--- SUPPLIED MATERIAL Enclosed Below ---

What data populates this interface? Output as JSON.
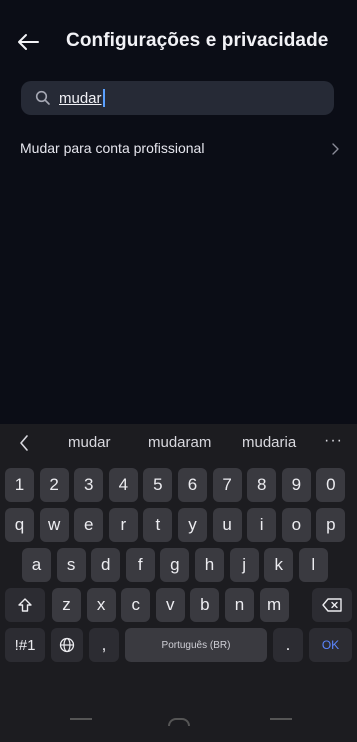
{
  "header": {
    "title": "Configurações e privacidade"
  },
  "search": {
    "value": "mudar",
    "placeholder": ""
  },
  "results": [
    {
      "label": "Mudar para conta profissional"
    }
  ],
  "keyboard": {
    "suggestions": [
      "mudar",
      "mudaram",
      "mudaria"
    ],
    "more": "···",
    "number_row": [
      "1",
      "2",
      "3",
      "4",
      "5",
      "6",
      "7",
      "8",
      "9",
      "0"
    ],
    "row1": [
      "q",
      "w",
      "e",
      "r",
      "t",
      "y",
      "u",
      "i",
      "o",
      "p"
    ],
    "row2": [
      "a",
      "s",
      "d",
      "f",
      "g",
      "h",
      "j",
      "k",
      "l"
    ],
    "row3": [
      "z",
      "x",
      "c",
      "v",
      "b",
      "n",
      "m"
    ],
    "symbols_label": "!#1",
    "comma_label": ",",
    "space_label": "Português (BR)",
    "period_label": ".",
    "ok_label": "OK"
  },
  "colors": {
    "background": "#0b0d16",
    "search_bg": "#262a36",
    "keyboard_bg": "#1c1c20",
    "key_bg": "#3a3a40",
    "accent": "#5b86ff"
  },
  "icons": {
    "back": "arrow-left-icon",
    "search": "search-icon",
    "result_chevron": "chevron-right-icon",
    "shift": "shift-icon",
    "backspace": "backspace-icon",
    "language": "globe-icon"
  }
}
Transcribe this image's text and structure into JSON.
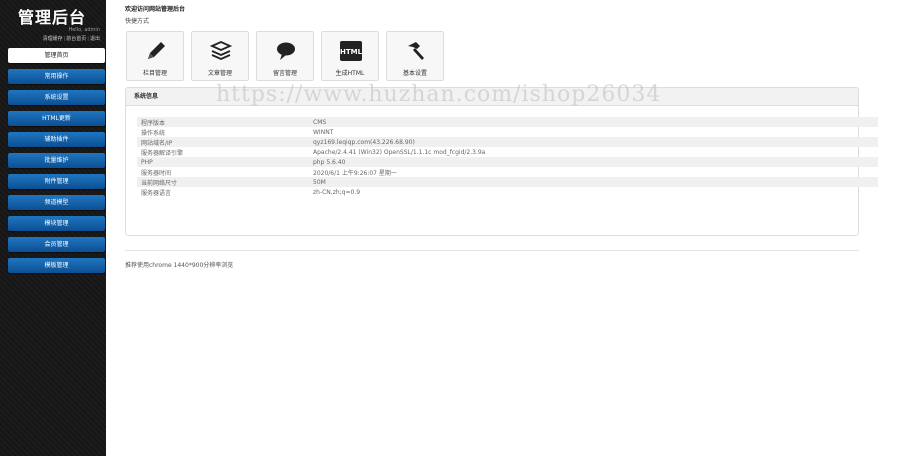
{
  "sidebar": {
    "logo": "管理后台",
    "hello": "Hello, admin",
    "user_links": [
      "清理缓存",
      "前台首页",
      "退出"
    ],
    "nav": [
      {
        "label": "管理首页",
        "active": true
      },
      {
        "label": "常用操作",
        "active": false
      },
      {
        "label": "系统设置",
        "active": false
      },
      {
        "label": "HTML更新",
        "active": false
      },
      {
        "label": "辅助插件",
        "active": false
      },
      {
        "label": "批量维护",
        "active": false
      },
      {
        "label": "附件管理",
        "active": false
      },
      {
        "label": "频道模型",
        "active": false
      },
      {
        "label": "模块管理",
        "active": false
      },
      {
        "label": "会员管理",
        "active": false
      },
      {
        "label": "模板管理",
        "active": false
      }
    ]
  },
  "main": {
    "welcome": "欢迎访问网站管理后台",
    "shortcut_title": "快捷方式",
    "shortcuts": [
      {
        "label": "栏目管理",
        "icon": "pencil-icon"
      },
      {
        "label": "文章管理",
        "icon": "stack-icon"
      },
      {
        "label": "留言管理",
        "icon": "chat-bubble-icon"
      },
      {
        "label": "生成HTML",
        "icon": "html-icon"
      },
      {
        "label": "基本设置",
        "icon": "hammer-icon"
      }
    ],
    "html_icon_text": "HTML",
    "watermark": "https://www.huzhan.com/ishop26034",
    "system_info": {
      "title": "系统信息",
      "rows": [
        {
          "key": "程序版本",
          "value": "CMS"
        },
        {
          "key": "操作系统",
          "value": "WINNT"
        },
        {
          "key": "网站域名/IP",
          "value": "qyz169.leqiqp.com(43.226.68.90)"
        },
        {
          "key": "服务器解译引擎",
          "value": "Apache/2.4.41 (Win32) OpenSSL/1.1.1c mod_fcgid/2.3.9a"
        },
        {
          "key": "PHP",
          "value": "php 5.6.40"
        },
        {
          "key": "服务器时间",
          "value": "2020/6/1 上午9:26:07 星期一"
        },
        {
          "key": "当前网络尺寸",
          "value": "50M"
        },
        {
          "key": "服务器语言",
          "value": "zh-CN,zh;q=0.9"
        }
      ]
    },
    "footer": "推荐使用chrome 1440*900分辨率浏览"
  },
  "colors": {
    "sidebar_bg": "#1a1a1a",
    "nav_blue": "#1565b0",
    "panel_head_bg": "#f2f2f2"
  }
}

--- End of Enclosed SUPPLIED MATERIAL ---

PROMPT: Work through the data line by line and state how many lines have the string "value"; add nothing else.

EXPECTED ANSWER: 9